◆ What is needed: All entries below must be output word for word, and the pictures left behind.

◆ Dataset rows for apps and sites:
□ □ □ □ □ □ □

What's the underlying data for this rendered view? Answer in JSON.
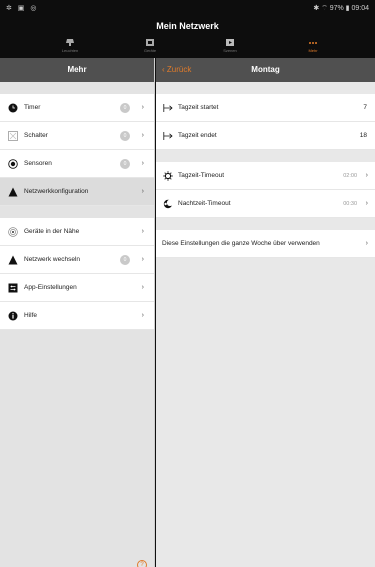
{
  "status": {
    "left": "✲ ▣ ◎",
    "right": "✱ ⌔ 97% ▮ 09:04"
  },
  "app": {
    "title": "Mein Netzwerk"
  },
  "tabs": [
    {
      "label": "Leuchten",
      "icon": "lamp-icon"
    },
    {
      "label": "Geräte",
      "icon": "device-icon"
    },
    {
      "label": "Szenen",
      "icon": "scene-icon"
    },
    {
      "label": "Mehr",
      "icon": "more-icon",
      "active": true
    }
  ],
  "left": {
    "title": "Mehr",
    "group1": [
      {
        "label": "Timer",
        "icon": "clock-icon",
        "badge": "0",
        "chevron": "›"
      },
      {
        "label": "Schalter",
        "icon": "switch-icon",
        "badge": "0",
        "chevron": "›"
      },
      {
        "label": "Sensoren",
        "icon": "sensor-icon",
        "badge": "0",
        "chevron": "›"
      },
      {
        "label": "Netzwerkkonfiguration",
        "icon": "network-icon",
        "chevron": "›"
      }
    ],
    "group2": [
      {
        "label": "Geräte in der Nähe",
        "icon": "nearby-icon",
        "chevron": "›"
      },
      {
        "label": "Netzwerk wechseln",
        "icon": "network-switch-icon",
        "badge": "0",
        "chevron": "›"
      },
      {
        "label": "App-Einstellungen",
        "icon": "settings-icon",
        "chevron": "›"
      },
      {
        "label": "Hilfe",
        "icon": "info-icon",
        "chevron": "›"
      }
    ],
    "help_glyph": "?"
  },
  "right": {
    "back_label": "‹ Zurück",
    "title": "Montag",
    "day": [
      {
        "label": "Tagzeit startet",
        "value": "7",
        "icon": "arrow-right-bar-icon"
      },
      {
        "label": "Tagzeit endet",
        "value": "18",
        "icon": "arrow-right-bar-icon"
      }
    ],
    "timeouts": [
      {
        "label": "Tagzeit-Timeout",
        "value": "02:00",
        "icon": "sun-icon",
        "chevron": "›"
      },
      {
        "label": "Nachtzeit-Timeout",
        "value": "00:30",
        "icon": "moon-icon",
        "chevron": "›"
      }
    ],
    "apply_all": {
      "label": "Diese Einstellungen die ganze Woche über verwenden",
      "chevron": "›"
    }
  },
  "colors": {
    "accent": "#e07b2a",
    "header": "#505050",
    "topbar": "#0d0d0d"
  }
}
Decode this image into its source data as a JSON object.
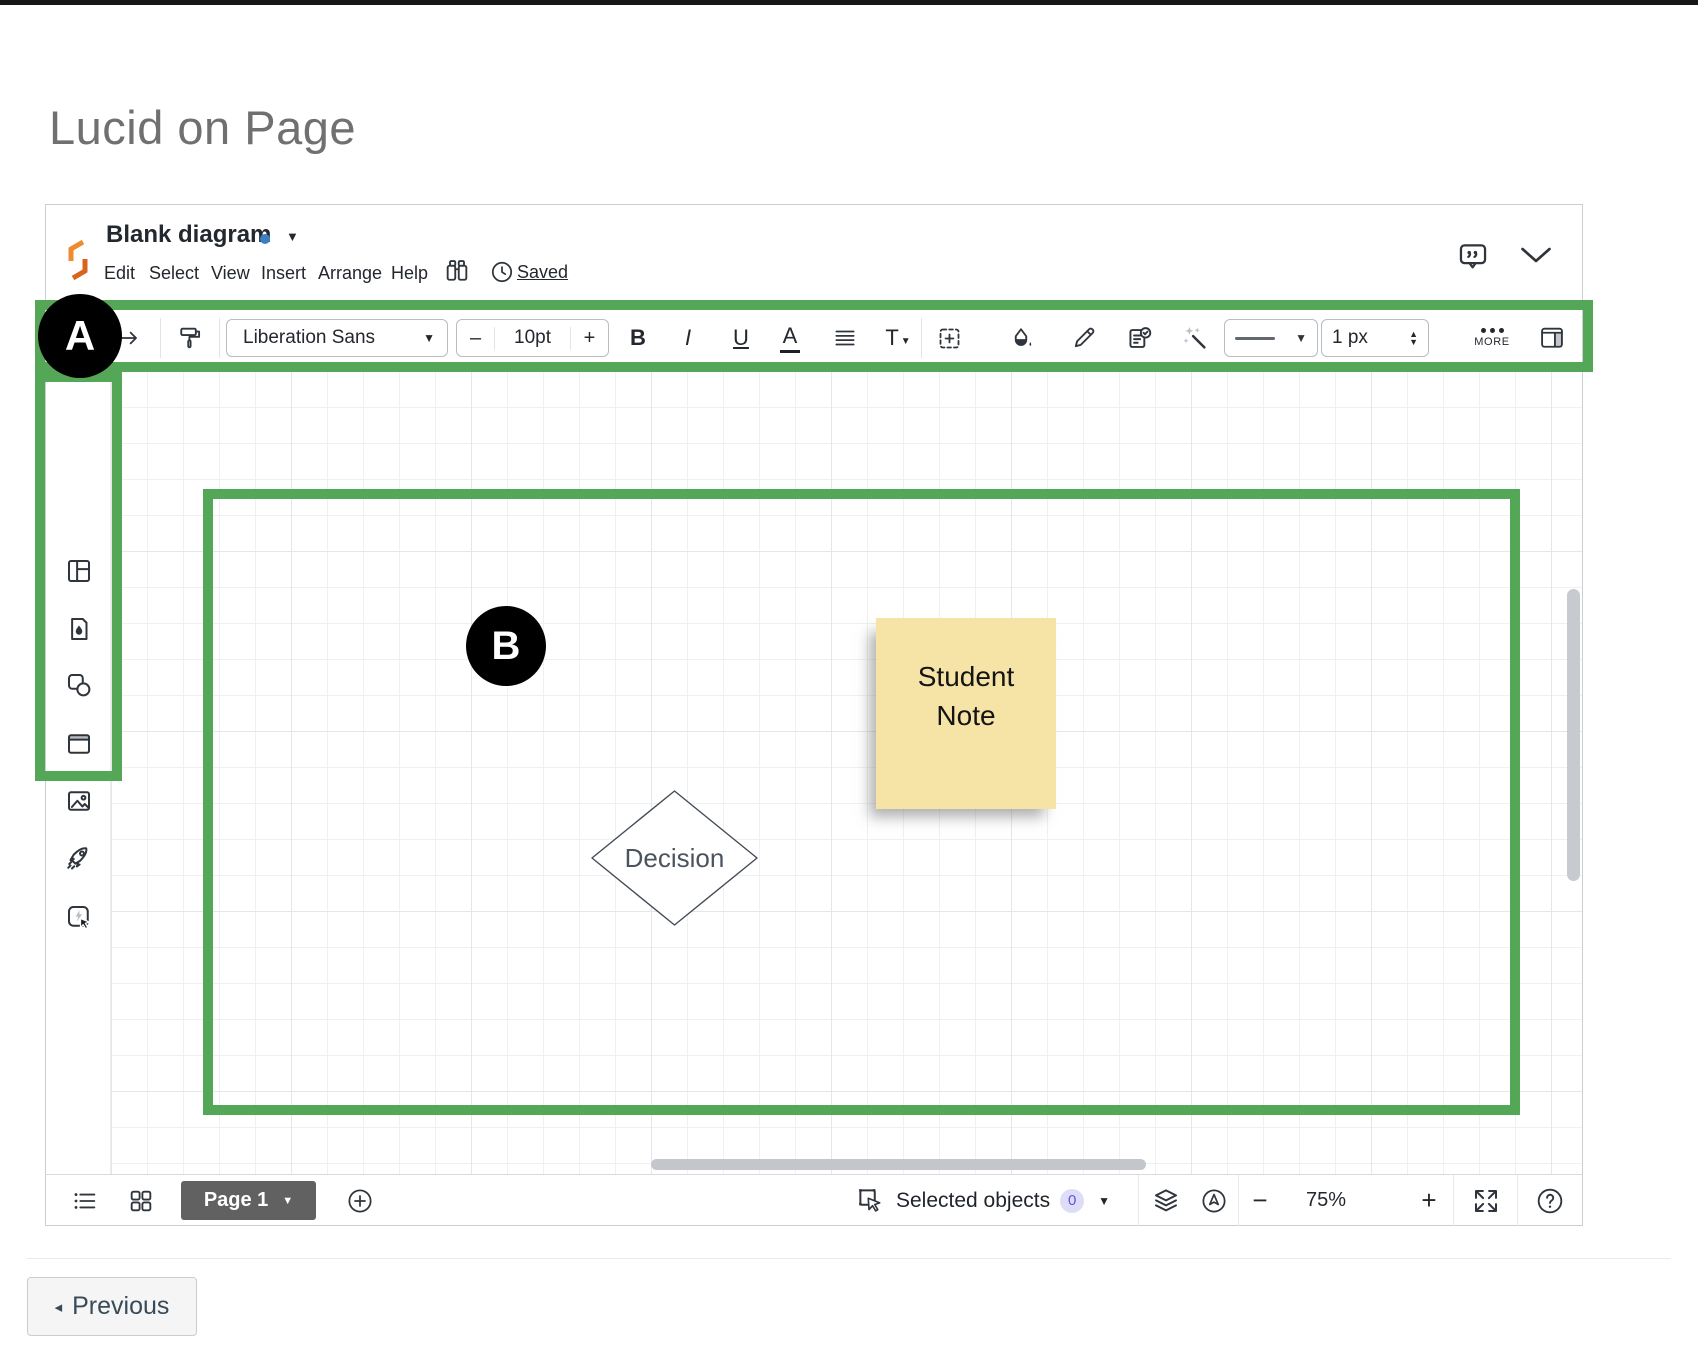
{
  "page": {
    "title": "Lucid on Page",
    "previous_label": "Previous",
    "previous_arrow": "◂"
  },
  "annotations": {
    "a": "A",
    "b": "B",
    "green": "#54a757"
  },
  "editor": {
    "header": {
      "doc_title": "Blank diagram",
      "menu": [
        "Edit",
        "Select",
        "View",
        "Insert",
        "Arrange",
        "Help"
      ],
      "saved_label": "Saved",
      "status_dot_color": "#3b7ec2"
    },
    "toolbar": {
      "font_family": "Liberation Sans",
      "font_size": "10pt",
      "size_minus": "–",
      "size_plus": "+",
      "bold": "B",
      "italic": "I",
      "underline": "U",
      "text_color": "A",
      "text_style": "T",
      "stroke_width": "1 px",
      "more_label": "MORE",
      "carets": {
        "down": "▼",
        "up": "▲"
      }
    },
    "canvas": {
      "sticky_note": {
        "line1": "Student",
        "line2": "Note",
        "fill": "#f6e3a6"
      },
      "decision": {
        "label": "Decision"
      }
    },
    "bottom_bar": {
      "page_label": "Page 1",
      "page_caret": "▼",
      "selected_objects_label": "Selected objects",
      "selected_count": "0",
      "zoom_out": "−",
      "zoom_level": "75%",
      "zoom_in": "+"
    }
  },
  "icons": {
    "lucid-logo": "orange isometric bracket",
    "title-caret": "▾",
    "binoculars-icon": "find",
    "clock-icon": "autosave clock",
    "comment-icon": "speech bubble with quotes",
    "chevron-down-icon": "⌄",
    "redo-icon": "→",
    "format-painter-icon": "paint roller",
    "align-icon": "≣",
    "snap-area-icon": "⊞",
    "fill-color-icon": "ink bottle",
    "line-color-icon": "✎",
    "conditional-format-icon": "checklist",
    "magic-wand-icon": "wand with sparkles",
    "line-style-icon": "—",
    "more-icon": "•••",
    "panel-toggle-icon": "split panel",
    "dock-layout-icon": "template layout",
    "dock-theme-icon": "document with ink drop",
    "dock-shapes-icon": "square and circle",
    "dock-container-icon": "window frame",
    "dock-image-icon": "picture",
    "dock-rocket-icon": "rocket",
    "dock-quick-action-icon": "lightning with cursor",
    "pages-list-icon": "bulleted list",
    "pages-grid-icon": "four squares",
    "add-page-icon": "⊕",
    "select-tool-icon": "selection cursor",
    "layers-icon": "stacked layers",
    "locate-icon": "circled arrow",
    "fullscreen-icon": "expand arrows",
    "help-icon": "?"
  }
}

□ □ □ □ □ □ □

◆ Problem solution:
What's the underlying data for this rendered view? Answer in JSON.
{
  "status": {
    "left": "✲ ▣ ◎",
    "right": "✱ ⌔ 97% ▮ 09:04"
  },
  "app": {
    "title": "Mein Netzwerk"
  },
  "tabs": [
    {
      "label": "Leuchten",
      "icon": "lamp-icon"
    },
    {
      "label": "Geräte",
      "icon": "device-icon"
    },
    {
      "label": "Szenen",
      "icon": "scene-icon"
    },
    {
      "label": "Mehr",
      "icon": "more-icon",
      "active": true
    }
  ],
  "left": {
    "title": "Mehr",
    "group1": [
      {
        "label": "Timer",
        "icon": "clock-icon",
        "badge": "0",
        "chevron": "›"
      },
      {
        "label": "Schalter",
        "icon": "switch-icon",
        "badge": "0",
        "chevron": "›"
      },
      {
        "label": "Sensoren",
        "icon": "sensor-icon",
        "badge": "0",
        "chevron": "›"
      },
      {
        "label": "Netzwerkkonfiguration",
        "icon": "network-icon",
        "chevron": "›"
      }
    ],
    "group2": [
      {
        "label": "Geräte in der Nähe",
        "icon": "nearby-icon",
        "chevron": "›"
      },
      {
        "label": "Netzwerk wechseln",
        "icon": "network-switch-icon",
        "badge": "0",
        "chevron": "›"
      },
      {
        "label": "App-Einstellungen",
        "icon": "settings-icon",
        "chevron": "›"
      },
      {
        "label": "Hilfe",
        "icon": "info-icon",
        "chevron": "›"
      }
    ],
    "help_glyph": "?"
  },
  "right": {
    "back_label": "‹ Zurück",
    "title": "Montag",
    "day": [
      {
        "label": "Tagzeit startet",
        "value": "7",
        "icon": "arrow-right-bar-icon"
      },
      {
        "label": "Tagzeit endet",
        "value": "18",
        "icon": "arrow-right-bar-icon"
      }
    ],
    "timeouts": [
      {
        "label": "Tagzeit-Timeout",
        "value": "02:00",
        "icon": "sun-icon",
        "chevron": "›"
      },
      {
        "label": "Nachtzeit-Timeout",
        "value": "00:30",
        "icon": "moon-icon",
        "chevron": "›"
      }
    ],
    "apply_all": {
      "label": "Diese Einstellungen die ganze Woche über verwenden",
      "chevron": "›"
    }
  },
  "colors": {
    "accent": "#e07b2a",
    "header": "#505050",
    "topbar": "#0d0d0d"
  }
}
Decode this image into its source data as a JSON object.
{
  "page": {
    "title": "Lucid on Page",
    "previous_label": "Previous",
    "previous_arrow": "◂"
  },
  "annotations": {
    "a": "A",
    "b": "B",
    "green": "#54a757"
  },
  "editor": {
    "header": {
      "doc_title": "Blank diagram",
      "menu": [
        "Edit",
        "Select",
        "View",
        "Insert",
        "Arrange",
        "Help"
      ],
      "saved_label": "Saved",
      "status_dot_color": "#3b7ec2"
    },
    "toolbar": {
      "font_family": "Liberation Sans",
      "font_size": "10pt",
      "size_minus": "–",
      "size_plus": "+",
      "bold": "B",
      "italic": "I",
      "underline": "U",
      "text_color": "A",
      "text_style": "T",
      "stroke_width": "1 px",
      "more_label": "MORE",
      "carets": {
        "down": "▼",
        "up": "▲"
      }
    },
    "canvas": {
      "sticky_note": {
        "line1": "Student",
        "line2": "Note",
        "fill": "#f6e3a6"
      },
      "decision": {
        "label": "Decision"
      }
    },
    "bottom_bar": {
      "page_label": "Page 1",
      "page_caret": "▼",
      "selected_objects_label": "Selected objects",
      "selected_count": "0",
      "zoom_out": "−",
      "zoom_level": "75%",
      "zoom_in": "+"
    }
  },
  "icons": {
    "lucid-logo": "orange isometric bracket",
    "title-caret": "▾",
    "binoculars-icon": "find",
    "clock-icon": "autosave clock",
    "comment-icon": "speech bubble with quotes",
    "chevron-down-icon": "⌄",
    "redo-icon": "→",
    "format-painter-icon": "paint roller",
    "align-icon": "≣",
    "snap-area-icon": "⊞",
    "fill-color-icon": "ink bottle",
    "line-color-icon": "✎",
    "conditional-format-icon": "checklist",
    "magic-wand-icon": "wand with sparkles",
    "line-style-icon": "—",
    "more-icon": "•••",
    "panel-toggle-icon": "split panel",
    "dock-layout-icon": "template layout",
    "dock-theme-icon": "document with ink drop",
    "dock-shapes-icon": "square and circle",
    "dock-container-icon": "window frame",
    "dock-image-icon": "picture",
    "dock-rocket-icon": "rocket",
    "dock-quick-action-icon": "lightning with cursor",
    "pages-list-icon": "bulleted list",
    "pages-grid-icon": "four squares",
    "add-page-icon": "⊕",
    "select-tool-icon": "selection cursor",
    "layers-icon": "stacked layers",
    "locate-icon": "circled arrow",
    "fullscreen-icon": "expand arrows",
    "help-icon": "?"
  }
}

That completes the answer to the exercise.